On Sept. 23, 2009, at around 1:30 a.m., plaintiff Michael Polnar, 57, a long haul truck driver, was operating his employer’s 18-wheel Freightliner on westbound Highway 80, near Truckee, when he broadsided an overturned 18-wheel rig, which was lying on its side across all traffic lanes. The overturned tractor-trailer was previously operated by William Baldwin, who had also been traveling on westbound Highway 80. When Baldwin rounded a curve in the road, he lost control, drove onto the right shoulder, overcorrected and flipped his tractor-trailer across both westbound lanes, damaging state property in the process. Thus, the overturned big rig blocked the highway and created a trap for unwary motorists. Polnar claimed to his neck, left shoulder, arm and lower back as a result of broadsiding Baldwin’s overturned vehicle. Polnar sued Baldwin and Progressive Logistics Inc., Baldwin’s employer and the owner of the tractor-trailer. Polnar alleged that Baldwin was negligent in the operation of his tractor-trailer and that Progressive Logistics was vicariously liable for Baldwin’s actions during the course and scope of his work for the company. Baldwin initially disputed negligence, but eventually admitted liability., Polnar’s initial complaints primarily involved his neck, and left non-dominant shoulder and arm. He was seen in a workers’ compensation clinic several days later, complaining of pain in those parts of his body. Over the next several weeks, he returned to limited part-time work and then returned to full-time employment as a trucker for an additional year.
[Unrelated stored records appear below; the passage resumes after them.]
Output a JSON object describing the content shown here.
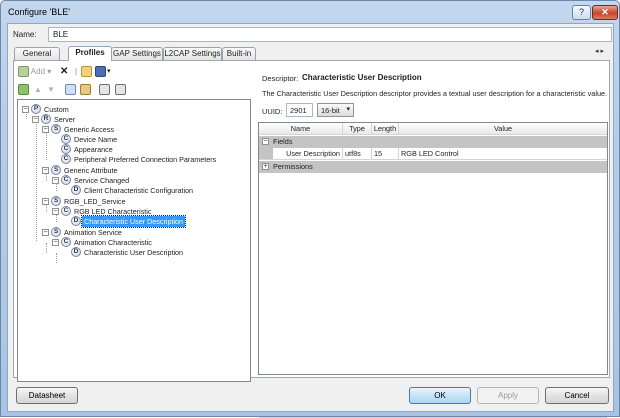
{
  "window": {
    "title": "Configure 'BLE'",
    "help_glyph": "?",
    "close_glyph": "✕"
  },
  "name_row": {
    "label": "Name:",
    "value": "BLE"
  },
  "tabs": [
    {
      "label": "General"
    },
    {
      "label": "Profiles",
      "active": true
    },
    {
      "label": "GAP Settings"
    },
    {
      "label": "L2CAP Settings"
    },
    {
      "label": "Built-in"
    }
  ],
  "tab_scroll": {
    "left": "◂",
    "right": "▸"
  },
  "toolbar": {
    "add_label": "Add",
    "add_dropdown": "▾",
    "delete_glyph": "✕"
  },
  "tree": {
    "nodes": [
      {
        "label": "Custom",
        "icon": "P"
      },
      {
        "label": "Server",
        "icon": "R"
      },
      {
        "label": "Generic Access",
        "icon": "S"
      },
      {
        "label": "Device Name",
        "icon": "C"
      },
      {
        "label": "Appearance",
        "icon": "C"
      },
      {
        "label": "Peripheral Preferred Connection Parameters",
        "icon": "C"
      },
      {
        "label": "Generic Attribute",
        "icon": "S"
      },
      {
        "label": "Service Changed",
        "icon": "C"
      },
      {
        "label": "Client Characteristic Configuration",
        "icon": "D"
      },
      {
        "label": "RGB_LED_Service",
        "icon": "S"
      },
      {
        "label": "RGB LED Characteristic",
        "icon": "C"
      },
      {
        "label": "Characteristic User Description",
        "icon": "D",
        "selected": true
      },
      {
        "label": "Animation Service",
        "icon": "S"
      },
      {
        "label": "Animation Characteristic",
        "icon": "C"
      },
      {
        "label": "Characteristic User Description",
        "icon": "D"
      }
    ]
  },
  "descriptor": {
    "label": "Descriptor:",
    "name": "Characteristic User Description",
    "text": "The Characteristic User Description descriptor provides a textual user description for a characteristic value.",
    "uuid_label": "UUID:",
    "uuid_value": "2901",
    "bit_select": "16-bit"
  },
  "grid": {
    "headers": [
      "Name",
      "Type",
      "Length",
      "Value"
    ],
    "categories": [
      {
        "label": "Fields",
        "expander": "−"
      },
      {
        "label": "Permissions",
        "expander": "+"
      }
    ],
    "rows": [
      {
        "name": "User Description",
        "type": "utf8s",
        "length": "15",
        "value": "RGB LED Control"
      }
    ]
  },
  "buttons": {
    "datasheet": "Datasheet",
    "ok": "OK",
    "apply": "Apply",
    "cancel": "Cancel"
  },
  "colors": {
    "selection": "#3399ff",
    "category_band": "#c4c4c4",
    "title_gradient": "#b7cde8"
  }
}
Polnar claimed that during that period, his symptoms gradually became worse until his neck pain radiated into his left arm and lower back pain radiated into his left leg. He also claimed he had persistent left shoulder pain that eventually required a shoulder arthroscopy. Polnar also underwent conservative treatment for his spinal , including epidural injections to his neck and lower back, physical therapy, medications and home exercise. The plaintiff’s treating neurosurgeon, Dr. Brian Andrews, recommended an anterior discectomy and fusion at C4-5 and C5-6, but Polnar had not undergone the surgery as of the time of trial. In the meantime, Polnar continues to treat conservatively through the workers’ compensation system. (The workers’ compensation case is still open.) Polnar claimed he paid $51,165 in past medical costs through the workers’ compensation system, with temporary and permanent disability advances of $79,307, making the total workers’ compensation lien amount to $130,472. However, the lien is disputed based on alleged employer negligence and spoliation of evidence. Polnar’s wife, Inna Polnar, sought recovery of damages for her loss of consortium. The defense’s orthopedic surgeon wrote a 70-page report, opining that all of Polnar’s alleged pre-existed the subject collision. The expert opined that, at most, Polnar suffered transient soft-tissue of the neck, lower back and shoulder. He pointed out that all of Polnar’s alleged injured areas were symptomatic for many years before the crash. The expert noted that one month before the collision, Polnar had been offered an arthroscopy and labral repair for his left shoulder. The expert also noted that Polnar did not complain about any lower back pain for many months after the crash and that Polnar had complained about back pain before the subject collision. Thus, the defense’s orthopedic expert opined that Polnar does not require any additional medical care that would be casually related to the subject accident and that all of Polnar’s treatment was primarily needed to address pre-existing advanced degenerative disc disease. He further opined that, based on pre-collision complaints, Polnar eventually would have undergone the left shoulder surgery absent his involvement in the subject accident. The defense’s medical expert testified that Polnar was able to continue working in a light-duty capacity for one year after the accident and opined that although Polnar stopped working because of increasing pain, the same process would have happened absent Polnar’s involvement in the subject accident. He further opined that it would be reasonable for Polnar to continue driving trucks with some restrictions in lifting, forceful pushing, pulling, and carrying to minimize his symptoms. Polnar was seen for an agreed-upon medical examination by Dr. Peter Mandell for the workers’ compensation case. Mandell opined that Polnar’s neck injury was 50 percent pre-existing and 50 percent subject collision. He also opined that Polnar’s lower back injury was 10 percent pre-existing and 90 percent from the collision. In addition, he opined that Polnar’s left shoulder injury was 60 percent pre-existing and 40 percent from the collision.
Superior Court of Santa Clara County, Santa Clara, CA

Recommended Experts


Get a FREE consultation for your case